  • agricultural nitrate;
  • storm chasing protocol;
  • nitrate flushing

Abstract

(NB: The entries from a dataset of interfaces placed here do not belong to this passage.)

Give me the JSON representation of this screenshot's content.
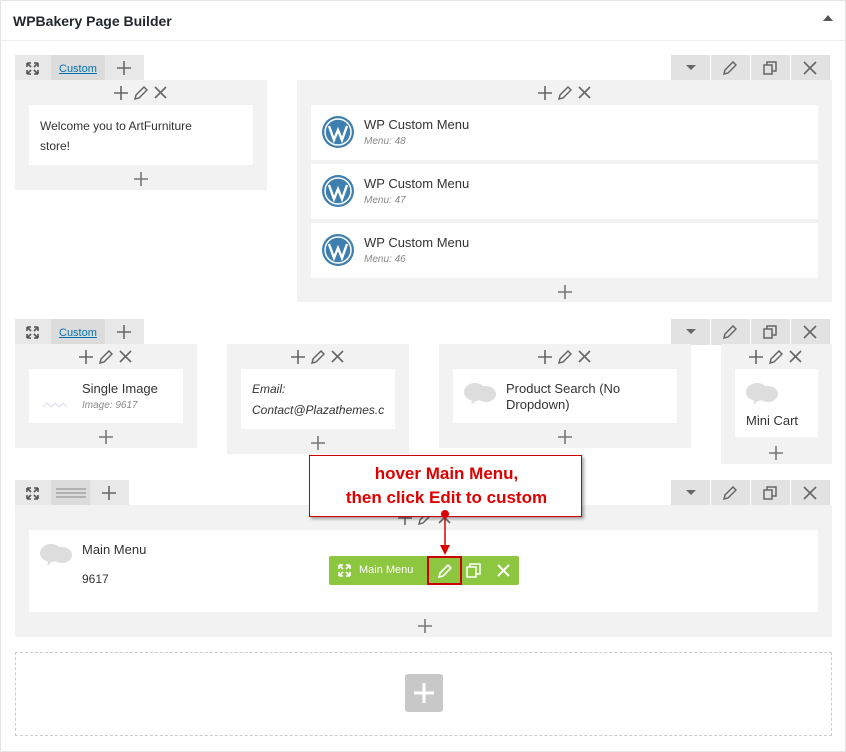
{
  "panel": {
    "title": "WPBakery Page Builder"
  },
  "row1": {
    "tab_label": "Custom",
    "col1": {
      "text_line1": "Welcome you to ArtFurniture",
      "text_line2": "store!"
    },
    "col2": {
      "elements": [
        {
          "title": "WP Custom Menu",
          "sub": "Menu: 48"
        },
        {
          "title": "WP Custom Menu",
          "sub": "Menu: 47"
        },
        {
          "title": "WP Custom Menu",
          "sub": "Menu: 46"
        }
      ]
    }
  },
  "row2": {
    "tab_label": "Custom",
    "col1": {
      "title": "Single Image",
      "sub": "Image: 9617"
    },
    "col2": {
      "line1": "Email:",
      "line2": "Contact@Plazathemes.c"
    },
    "col3": {
      "title_line1": "Product Search (No",
      "title_line2": "Dropdown)"
    },
    "col4": {
      "title": "Mini Cart"
    }
  },
  "row3": {
    "element": {
      "title": "Main Menu",
      "value": "9617"
    },
    "hover_bar": {
      "label": "Main Menu"
    }
  },
  "annotation": {
    "line1": "hover Main Menu,",
    "line2": "then click Edit to custom"
  },
  "colors": {
    "accent_green": "#8dc63f",
    "annotation_red": "#dd0000",
    "wp_blue": "#3e7fb0"
  }
}
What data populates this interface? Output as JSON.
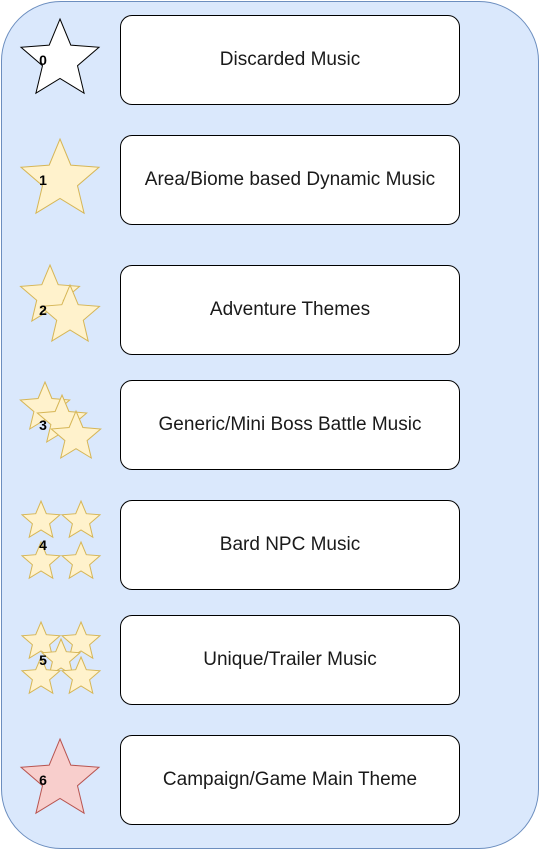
{
  "star_colors": {
    "outline": {
      "fill": "#ffffff",
      "stroke": "#000000"
    },
    "gold": {
      "fill": "#fff2cc",
      "stroke": "#d6b656"
    },
    "red": {
      "fill": "#f8cecc",
      "stroke": "#b85450"
    }
  },
  "tiers": [
    {
      "level": "0",
      "label": "Discarded Music",
      "star_style": "outline",
      "star_count": 1
    },
    {
      "level": "1",
      "label": "Area/Biome based Dynamic Music",
      "star_style": "gold",
      "star_count": 1
    },
    {
      "level": "2",
      "label": "Adventure Themes",
      "star_style": "gold",
      "star_count": 2
    },
    {
      "level": "3",
      "label": "Generic/Mini Boss Battle Music",
      "star_style": "gold",
      "star_count": 3
    },
    {
      "level": "4",
      "label": "Bard NPC Music",
      "star_style": "gold",
      "star_count": 4
    },
    {
      "level": "5",
      "label": "Unique/Trailer Music",
      "star_style": "gold",
      "star_count": 5
    },
    {
      "level": "6",
      "label": "Campaign/Game Main Theme",
      "star_style": "red",
      "star_count": 1
    }
  ]
}
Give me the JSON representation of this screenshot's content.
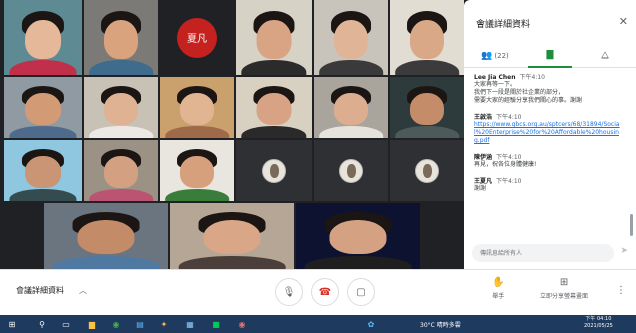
{
  "colors": {
    "accent": "#1e8e3e",
    "link": "#1a73e8",
    "hangup": "#d93025"
  },
  "tiles": [
    {
      "name": "",
      "bg": "#5d8a93",
      "skin": "#e6b89a",
      "shirt": "#c0304a"
    },
    {
      "name": "",
      "bg": "#7c7a76",
      "skin": "#d9a37e",
      "shirt": "#3f6b8c"
    },
    {
      "avatar_label": "夏凡",
      "avatar_color": "#c5221f",
      "bg": "#202124"
    },
    {
      "name": "",
      "bg": "#d7d2c6",
      "skin": "#d8a483",
      "shirt": "#2b2b2b"
    },
    {
      "name": "",
      "bg": "#c9c4bb",
      "skin": "#e0b597",
      "shirt": "#3a3a3a"
    },
    {
      "name": "",
      "bg": "#e2ddd3",
      "skin": "#d9a887",
      "shirt": "#3b3b3b"
    },
    {
      "name": "",
      "bg": "#8f9aa3",
      "skin": "#d29b76",
      "shirt": "#4f6b8b"
    },
    {
      "name": "",
      "bg": "#c7c1b6",
      "skin": "#deb293",
      "shirt": "#ece9e4"
    },
    {
      "name": "",
      "bg": "#caa06c",
      "skin": "#e2b592",
      "shirt": "#9f6a4a"
    },
    {
      "name": "",
      "bg": "#d8d1c2",
      "skin": "#d7a384",
      "shirt": "#2a2a2a"
    },
    {
      "name": "",
      "bg": "#a9a59d",
      "skin": "#dcae8f",
      "shirt": "#e6e3dd"
    },
    {
      "name": "",
      "bg": "#2d3b3d",
      "skin": "#c48c68",
      "shirt": "#4c5a5a"
    },
    {
      "name": "",
      "bg": "#8fc7e0",
      "skin": "#c99574",
      "shirt": "#344c4f"
    },
    {
      "name": "",
      "bg": "#9b9185",
      "skin": "#d3a082",
      "shirt": "#bb5472"
    },
    {
      "name": "",
      "bg": "#e9e6e0",
      "skin": "#d6a07d",
      "shirt": "#3a7d3a"
    },
    {
      "mini": true,
      "bg": "#2f3033"
    },
    {
      "mini": true,
      "bg": "#2f3033"
    },
    {
      "mini": true,
      "bg": "#2f3033"
    },
    {
      "name": "",
      "bg": "#6a7580",
      "skin": "#c48b68",
      "shirt": "#5079a2"
    },
    {
      "name": "",
      "bg": "#b5a696",
      "skin": "#d9a687",
      "shirt": "#4b3f3b"
    },
    {
      "name": "",
      "bg": "#0d1230",
      "skin": "#d4a283",
      "shirt": "#1f1f1f"
    }
  ],
  "panel": {
    "title": "會議詳細資料",
    "close_icon": "close-icon",
    "tabs": [
      {
        "label": "(22)",
        "icon": "people-icon"
      },
      {
        "label": "",
        "icon": "chat-icon"
      },
      {
        "label": "",
        "icon": "activities-icon"
      }
    ],
    "messages": [
      {
        "author": "Lee Jia Chen",
        "time": "下午4:10",
        "lines": [
          "大家再等一下。",
          "我們下一段是關於社企業的部分，",
          "需要大家的經驗分享我們關心的事。謝謝"
        ]
      },
      {
        "author": "王啟浩",
        "time": "下午4:10",
        "link": "https://www.gbcs.org.au/sptcers/68/31894/Social%20Enterprise%20for%20Affordable%20housing.pdf"
      },
      {
        "author": "陳伊涵",
        "time": "下午4:10",
        "lines": [
          "再見，祝各位身體健康!"
        ]
      },
      {
        "author": "王夏凡",
        "time": "下午4:10",
        "lines": [
          "謝謝"
        ]
      }
    ],
    "input_placeholder": "傳訊息給所有人"
  },
  "controls": {
    "meeting_details": "會議詳細資料",
    "raise_hand_label": "舉手",
    "present_label": "立即分享螢幕畫面"
  },
  "taskbar": {
    "weather": "30°C 晴時多雲",
    "time": "下午 04:10",
    "date": "2021/05/25"
  }
}
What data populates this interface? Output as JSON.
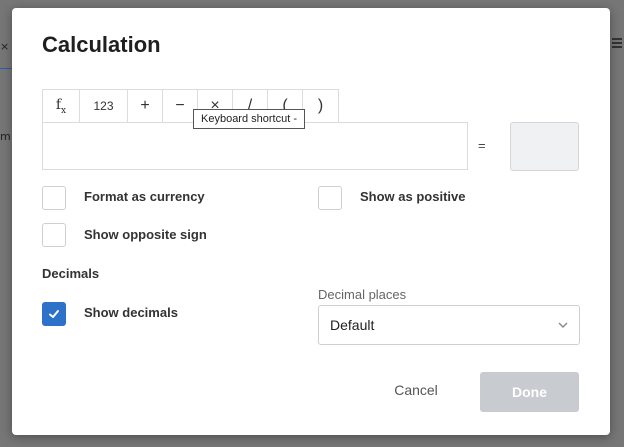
{
  "background": {
    "fragment_x": "×",
    "fragment_m": "m"
  },
  "dialog": {
    "title": "Calculation",
    "toolbar": [
      {
        "name": "fx",
        "label": "f",
        "sub": "x"
      },
      {
        "name": "number",
        "label": "123"
      },
      {
        "name": "plus",
        "label": "+"
      },
      {
        "name": "minus",
        "label": "−"
      },
      {
        "name": "multiply",
        "label": "×"
      },
      {
        "name": "divide",
        "label": "/"
      },
      {
        "name": "open-paren",
        "label": "("
      },
      {
        "name": "close-paren",
        "label": ")"
      }
    ],
    "tooltip": "Keyboard shortcut -",
    "expression_value": "",
    "equals_sign": "=",
    "result_value": "",
    "options": {
      "format_currency": {
        "label": "Format as currency",
        "checked": false
      },
      "show_positive": {
        "label": "Show as positive",
        "checked": false
      },
      "opposite_sign": {
        "label": "Show opposite sign",
        "checked": false
      }
    },
    "decimals": {
      "section_title": "Decimals",
      "show_decimals": {
        "label": "Show decimals",
        "checked": true
      },
      "places_label": "Decimal places",
      "places_value": "Default"
    },
    "buttons": {
      "cancel": "Cancel",
      "done": "Done"
    }
  },
  "colors": {
    "accent": "#2c72c9",
    "done_disabled": "#c8ccd0",
    "overlay": "#767676"
  }
}
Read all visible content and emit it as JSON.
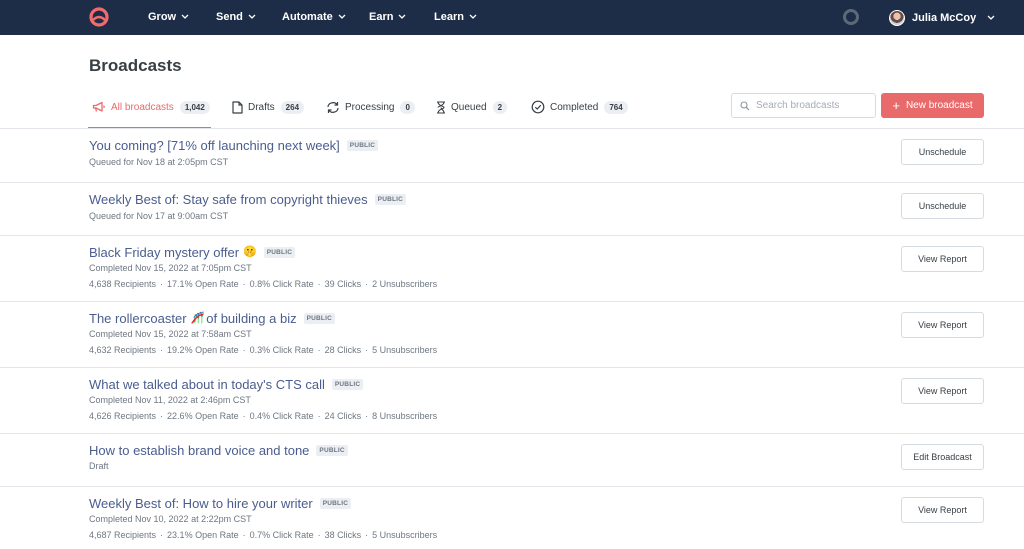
{
  "nav": {
    "items": [
      {
        "label": "Grow"
      },
      {
        "label": "Send"
      },
      {
        "label": "Automate"
      },
      {
        "label": "Earn"
      },
      {
        "label": "Learn"
      }
    ],
    "user_name": "Julia McCoy"
  },
  "page": {
    "title": "Broadcasts"
  },
  "tabs": [
    {
      "label": "All broadcasts",
      "count": "1,042",
      "icon": "megaphone-icon"
    },
    {
      "label": "Drafts",
      "count": "264",
      "icon": "document-icon"
    },
    {
      "label": "Processing",
      "count": "0",
      "icon": "refresh-icon"
    },
    {
      "label": "Queued",
      "count": "2",
      "icon": "hourglass-icon"
    },
    {
      "label": "Completed",
      "count": "764",
      "icon": "check-circle-icon"
    }
  ],
  "search": {
    "placeholder": "Search broadcasts"
  },
  "new_button": {
    "label": "New broadcast"
  },
  "colors": {
    "accent": "#e86a6a",
    "nav_bg": "#1d2c47",
    "link": "#4a5d8f"
  },
  "broadcasts": [
    {
      "title": "You coming? [71% off launching next week]",
      "badge": "PUBLIC",
      "status": "Queued for Nov 18 at 2:05pm CST",
      "action": "Unschedule"
    },
    {
      "title": "Weekly Best of: Stay safe from copyright thieves",
      "badge": "PUBLIC",
      "status": "Queued for Nov 17 at 9:00am CST",
      "action": "Unschedule"
    },
    {
      "title": "Black Friday mystery offer",
      "emoji": "🤫",
      "badge": "PUBLIC",
      "status": "Completed Nov 15, 2022 at 7:05pm CST",
      "recipients": "4,638 Recipients",
      "open_rate": "17.1% Open Rate",
      "click_rate": "0.8% Click Rate",
      "clicks": "39 Clicks",
      "unsubscribers": "2 Unsubscribers",
      "action": "View Report"
    },
    {
      "title": "The rollercoaster",
      "emoji": "🎢",
      "title_tail": "of building a biz",
      "badge": "PUBLIC",
      "status": "Completed Nov 15, 2022 at 7:58am CST",
      "recipients": "4,632 Recipients",
      "open_rate": "19.2% Open Rate",
      "click_rate": "0.3% Click Rate",
      "clicks": "28 Clicks",
      "unsubscribers": "5 Unsubscribers",
      "action": "View Report"
    },
    {
      "title": "What we talked about in today's CTS call",
      "badge": "PUBLIC",
      "status": "Completed Nov 11, 2022 at 2:46pm CST",
      "recipients": "4,626 Recipients",
      "open_rate": "22.6% Open Rate",
      "click_rate": "0.4% Click Rate",
      "clicks": "24 Clicks",
      "unsubscribers": "8 Unsubscribers",
      "action": "View Report"
    },
    {
      "title": "How to establish brand voice and tone",
      "badge": "PUBLIC",
      "status": "Draft",
      "action": "Edit Broadcast"
    },
    {
      "title": "Weekly Best of: How to hire your writer",
      "badge": "PUBLIC",
      "status": "Completed Nov 10, 2022 at 2:22pm CST",
      "recipients": "4,687 Recipients",
      "open_rate": "23.1% Open Rate",
      "click_rate": "0.7% Click Rate",
      "clicks": "38 Clicks",
      "unsubscribers": "5 Unsubscribers",
      "action": "View Report"
    }
  ]
}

A nitrate sensor has been set up to measure every 10 min the nitrate signal in a stream draining a small agricultural catchment dominated by fertilized crops during a 2-year study period (2006–2008) in the south-west of France. An in situ sampling protocol using automatic sampler to monitor flood events have been used to assume a point-to-point calibration of the sensor values. The nitrate concentration exhibits nonsystematic concentration and dilution effects during flood events. We demonstrate that the calibrated nitrate sensor signal gathered from the outlet is considered to be a continuous signal using the Nyquist–Shannon sampling theorem. The objectives of this study are to quantify the errors generated by a typical infrequent sampling protocol and to design appropriate sampling strategy according to the sampling objectives. Nitrate concentration signal and flow data are numerically sampled to simulate common sampling frequencies. The total fluxes calculated from the simulated samples are compared with the reference value computed on the continuous signal. Uncertainties are increasing as sampling intervals increase; the method that is not using continuous discharge to compute nitrate fluxes bring larger uncertainty. The dispersion and bias computed for each sampling interval are used to evaluate the uncertainty during each hydrological period. High underestimation is made during flood periods when high-concentration period is overlooked. On the contrary, high sampling frequencies (from 3 h to 1 day) lead to a systematic overestimation (bias around 3%): highest concentrations are overweighted by the interpolation of the concentration in such case. The in situ sampling protocol generates less than 1% of load estimation error and sample highest concentration peaks. We consider useful such newly emerging field technologies to assess short-term variations of water quality parameters, to minimize the number of samples to be analysed and to assess the quality state of the stream at any time. Copyright © 2012 John Wiley & Sons, Ltd.